### Exercise
Every entry is to be restated exactly; pictures are not part of the copy.

### Provided material
=-=-=-=-=

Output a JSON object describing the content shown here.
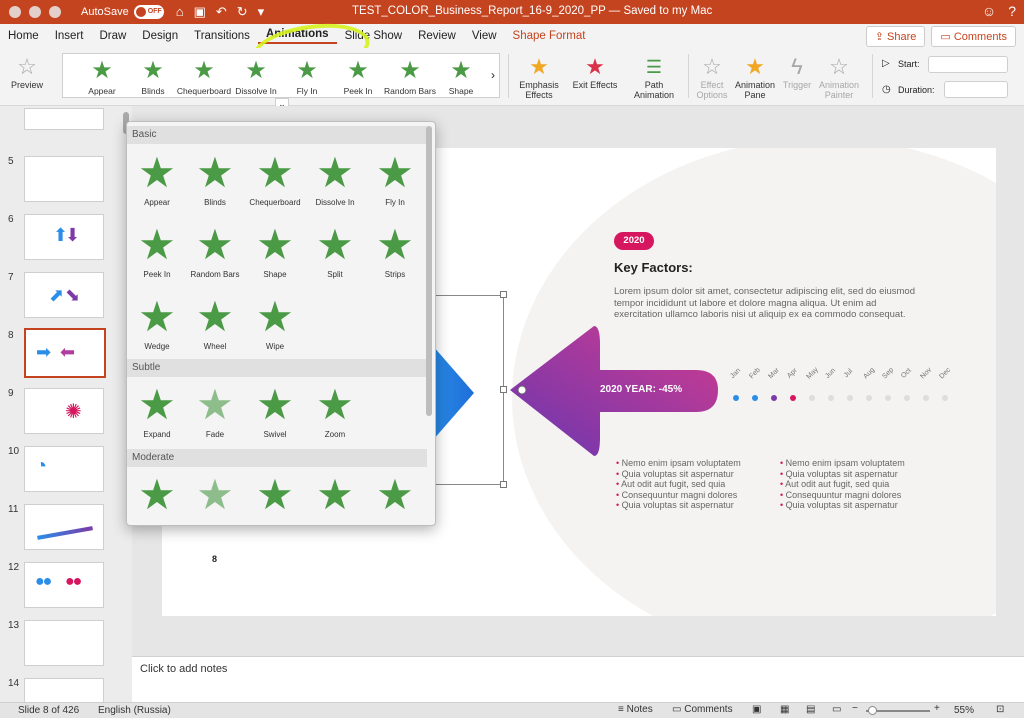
{
  "titlebar": {
    "autosave_label": "AutoSave",
    "autosave_state": "OFF",
    "document_title": "TEST_COLOR_Business_Report_16-9_2020_PP — Saved to my Mac"
  },
  "tabs": [
    "Home",
    "Insert",
    "Draw",
    "Design",
    "Transitions",
    "Animations",
    "Slide Show",
    "Review",
    "View",
    "Shape Format"
  ],
  "share_label": "Share",
  "comments_label": "Comments",
  "ribbon": {
    "preview": "Preview",
    "gallery": [
      "Appear",
      "Blinds",
      "Chequerboard",
      "Dissolve In",
      "Fly In",
      "Peek In",
      "Random Bars",
      "Shape"
    ],
    "emphasis": "Emphasis Effects",
    "exit": "Exit Effects",
    "path": "Path Animation",
    "effect_options": "Effect Options",
    "animation_pane": "Animation Pane",
    "trigger": "Trigger",
    "animation_painter": "Animation Painter",
    "start_label": "Start:",
    "duration_label": "Duration:"
  },
  "thumbnails": [
    "5",
    "6",
    "7",
    "8",
    "9",
    "10",
    "11",
    "12",
    "13",
    "14"
  ],
  "dropdown": {
    "sections": [
      "Basic",
      "Subtle",
      "Moderate"
    ],
    "basic": [
      "Appear",
      "Blinds",
      "Chequerboard",
      "Dissolve In",
      "Fly In",
      "Peek In",
      "Random Bars",
      "Shape",
      "Split",
      "Strips",
      "Wedge",
      "Wheel",
      "Wipe"
    ],
    "subtle": [
      "Expand",
      "Fade",
      "Swivel",
      "Zoom"
    ]
  },
  "slide": {
    "badge": "2020",
    "heading": "Key Factors:",
    "body": "Lorem ipsum dolor sit amet, consectetur adipiscing elit, sed do eiusmod tempor incididunt ut labore et dolore magna aliqua. Ut enim ad exercitation ullamco laboris nisi ut aliquip ex ea commodo consequat.",
    "arrow_label": "2020 YEAR: -45%",
    "months": [
      "Jan",
      "Feb",
      "Mar",
      "Apr",
      "May",
      "Jun",
      "Jul",
      "Aug",
      "Sep",
      "Oct",
      "Nov",
      "Dec"
    ],
    "bullets_left": [
      "Nemo enim ipsam voluptatem",
      "Quia voluptas sit aspernatur",
      "Aut odit aut fugit, sed quia",
      "Consequuntur magni dolores",
      "Quia voluptas sit aspernatur"
    ],
    "bullets_right": [
      "Nemo enim ipsam voluptatem",
      "Quia voluptas sit aspernatur",
      "Aut odit aut fugit, sed quia",
      "Consequuntur magni dolores",
      "Quia voluptas sit aspernatur"
    ],
    "page_number": "8",
    "colors": {
      "brand": "#c4441f",
      "badge": "#d6175f",
      "purple": "#7b3aa8",
      "blue": "#2a8ee8",
      "green": "#4a9a46"
    }
  },
  "notes_placeholder": "Click to add notes",
  "status": {
    "slide": "Slide 8 of 426",
    "language": "English (Russia)",
    "notes": "Notes",
    "comments": "Comments",
    "zoom": "55%"
  }
}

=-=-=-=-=

### Answer to this task
Output a JSON object describing the content shown here.
{
  "titlebar": {
    "autosave_label": "AutoSave",
    "autosave_state": "OFF",
    "document_title": "TEST_COLOR_Business_Report_16-9_2020_PP — Saved to my Mac"
  },
  "tabs": [
    "Home",
    "Insert",
    "Draw",
    "Design",
    "Transitions",
    "Animations",
    "Slide Show",
    "Review",
    "View",
    "Shape Format"
  ],
  "share_label": "Share",
  "comments_label": "Comments",
  "ribbon": {
    "preview": "Preview",
    "gallery": [
      "Appear",
      "Blinds",
      "Chequerboard",
      "Dissolve In",
      "Fly In",
      "Peek In",
      "Random Bars",
      "Shape"
    ],
    "emphasis": "Emphasis Effects",
    "exit": "Exit Effects",
    "path": "Path Animation",
    "effect_options": "Effect Options",
    "animation_pane": "Animation Pane",
    "trigger": "Trigger",
    "animation_painter": "Animation Painter",
    "start_label": "Start:",
    "duration_label": "Duration:"
  },
  "thumbnails": [
    "5",
    "6",
    "7",
    "8",
    "9",
    "10",
    "11",
    "12",
    "13",
    "14"
  ],
  "dropdown": {
    "sections": [
      "Basic",
      "Subtle",
      "Moderate"
    ],
    "basic": [
      "Appear",
      "Blinds",
      "Chequerboard",
      "Dissolve In",
      "Fly In",
      "Peek In",
      "Random Bars",
      "Shape",
      "Split",
      "Strips",
      "Wedge",
      "Wheel",
      "Wipe"
    ],
    "subtle": [
      "Expand",
      "Fade",
      "Swivel",
      "Zoom"
    ]
  },
  "slide": {
    "badge": "2020",
    "heading": "Key Factors:",
    "body": "Lorem ipsum dolor sit amet, consectetur adipiscing elit, sed do eiusmod tempor incididunt ut labore et dolore magna aliqua. Ut enim ad exercitation ullamco laboris nisi ut aliquip ex ea commodo consequat.",
    "arrow_label": "2020 YEAR: -45%",
    "months": [
      "Jan",
      "Feb",
      "Mar",
      "Apr",
      "May",
      "Jun",
      "Jul",
      "Aug",
      "Sep",
      "Oct",
      "Nov",
      "Dec"
    ],
    "bullets_left": [
      "Nemo enim ipsam voluptatem",
      "Quia voluptas sit aspernatur",
      "Aut odit aut fugit, sed quia",
      "Consequuntur magni dolores",
      "Quia voluptas sit aspernatur"
    ],
    "bullets_right": [
      "Nemo enim ipsam voluptatem",
      "Quia voluptas sit aspernatur",
      "Aut odit aut fugit, sed quia",
      "Consequuntur magni dolores",
      "Quia voluptas sit aspernatur"
    ],
    "page_number": "8",
    "colors": {
      "brand": "#c4441f",
      "badge": "#d6175f",
      "purple": "#7b3aa8",
      "blue": "#2a8ee8",
      "green": "#4a9a46"
    }
  },
  "notes_placeholder": "Click to add notes",
  "status": {
    "slide": "Slide 8 of 426",
    "language": "English (Russia)",
    "notes": "Notes",
    "comments": "Comments",
    "zoom": "55%"
  }
}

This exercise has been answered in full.